PROBLEM DETAILS:
Scan the entries below for the word "PERSONAL" and copy every line where it turns up.

GIVEN INFORMATION:

= = = = =

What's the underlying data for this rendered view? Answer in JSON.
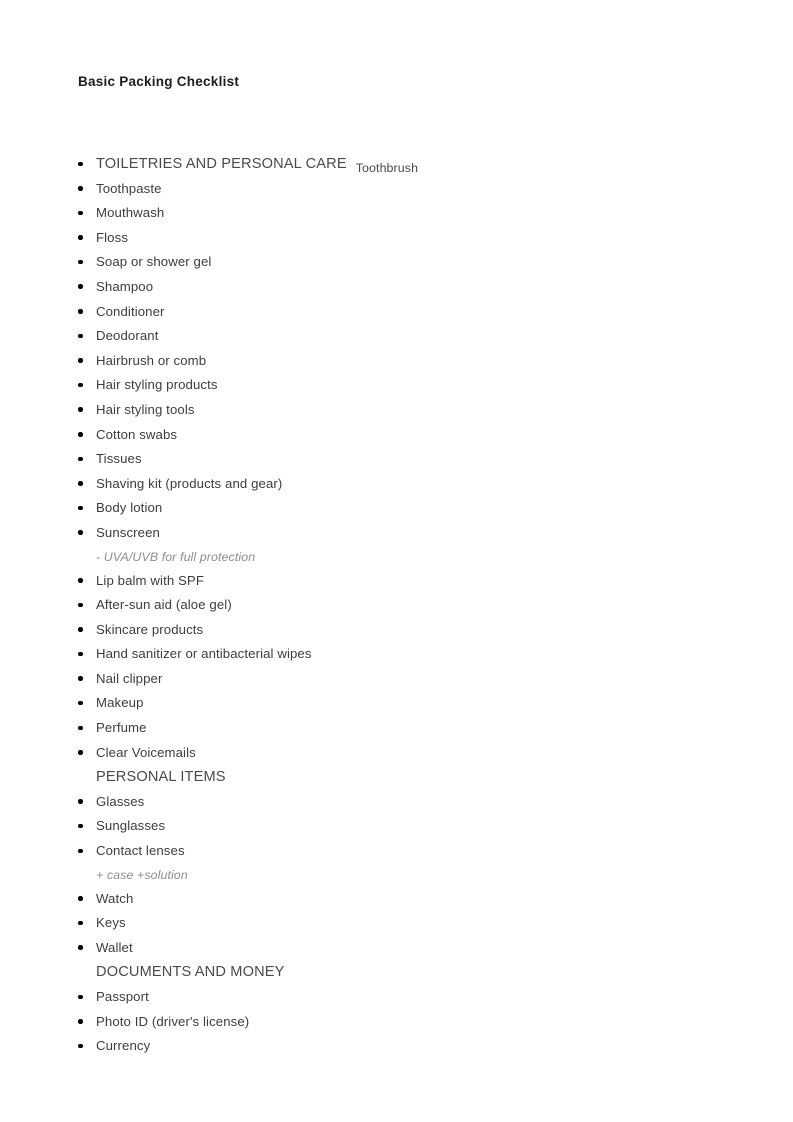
{
  "document": {
    "title": "Basic Packing Checklist"
  },
  "checklist": {
    "rows": [
      {
        "kind": "section-with-item",
        "bullet": true,
        "text": "TOILETRIES AND PERSONAL CARE",
        "trailing": "Toothbrush"
      },
      {
        "kind": "item",
        "bullet": true,
        "text": "Toothpaste"
      },
      {
        "kind": "item",
        "bullet": true,
        "text": "Mouthwash"
      },
      {
        "kind": "item",
        "bullet": true,
        "text": "Floss"
      },
      {
        "kind": "item",
        "bullet": true,
        "text": "Soap or shower gel"
      },
      {
        "kind": "item",
        "bullet": true,
        "text": "Shampoo"
      },
      {
        "kind": "item",
        "bullet": true,
        "text": "Conditioner"
      },
      {
        "kind": "item",
        "bullet": true,
        "text": "Deodorant"
      },
      {
        "kind": "item",
        "bullet": true,
        "text": "Hairbrush or comb"
      },
      {
        "kind": "item",
        "bullet": true,
        "text": "Hair styling products"
      },
      {
        "kind": "item",
        "bullet": true,
        "text": "Hair styling tools"
      },
      {
        "kind": "item",
        "bullet": true,
        "text": "Cotton swabs"
      },
      {
        "kind": "item",
        "bullet": true,
        "text": "Tissues"
      },
      {
        "kind": "item",
        "bullet": true,
        "text": "Shaving kit (products and gear)"
      },
      {
        "kind": "item",
        "bullet": true,
        "text": "Body lotion"
      },
      {
        "kind": "item",
        "bullet": true,
        "text": "Sunscreen"
      },
      {
        "kind": "subnote",
        "bullet": false,
        "text": "- UVA/UVB for full protection"
      },
      {
        "kind": "item",
        "bullet": true,
        "text": "Lip balm with SPF"
      },
      {
        "kind": "item",
        "bullet": true,
        "text": "After-sun aid (aloe gel)"
      },
      {
        "kind": "item",
        "bullet": true,
        "text": "Skincare products"
      },
      {
        "kind": "item",
        "bullet": true,
        "text": "Hand sanitizer or antibacterial wipes"
      },
      {
        "kind": "item",
        "bullet": true,
        "text": "Nail clipper"
      },
      {
        "kind": "item",
        "bullet": true,
        "text": "Makeup"
      },
      {
        "kind": "item",
        "bullet": true,
        "text": "Perfume"
      },
      {
        "kind": "item",
        "bullet": true,
        "text": "Clear Voicemails"
      },
      {
        "kind": "section",
        "bullet": false,
        "text": "PERSONAL ITEMS"
      },
      {
        "kind": "item",
        "bullet": true,
        "text": "Glasses"
      },
      {
        "kind": "item",
        "bullet": true,
        "text": "Sunglasses"
      },
      {
        "kind": "item",
        "bullet": true,
        "text": "Contact lenses"
      },
      {
        "kind": "subnote",
        "bullet": false,
        "text": "+ case +solution"
      },
      {
        "kind": "item",
        "bullet": true,
        "text": "Watch"
      },
      {
        "kind": "item",
        "bullet": true,
        "text": "Keys"
      },
      {
        "kind": "item",
        "bullet": true,
        "text": "Wallet"
      },
      {
        "kind": "section",
        "bullet": false,
        "text": "DOCUMENTS AND MONEY"
      },
      {
        "kind": "item",
        "bullet": true,
        "text": "Passport"
      },
      {
        "kind": "item",
        "bullet": true,
        "text": "Photo ID (driver's license)"
      },
      {
        "kind": "item",
        "bullet": true,
        "text": "Currency"
      }
    ]
  }
}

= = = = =

RESPONSE:
        "text": "TOILETRIES AND PERSONAL CARE",
        "text": "PERSONAL ITEMS"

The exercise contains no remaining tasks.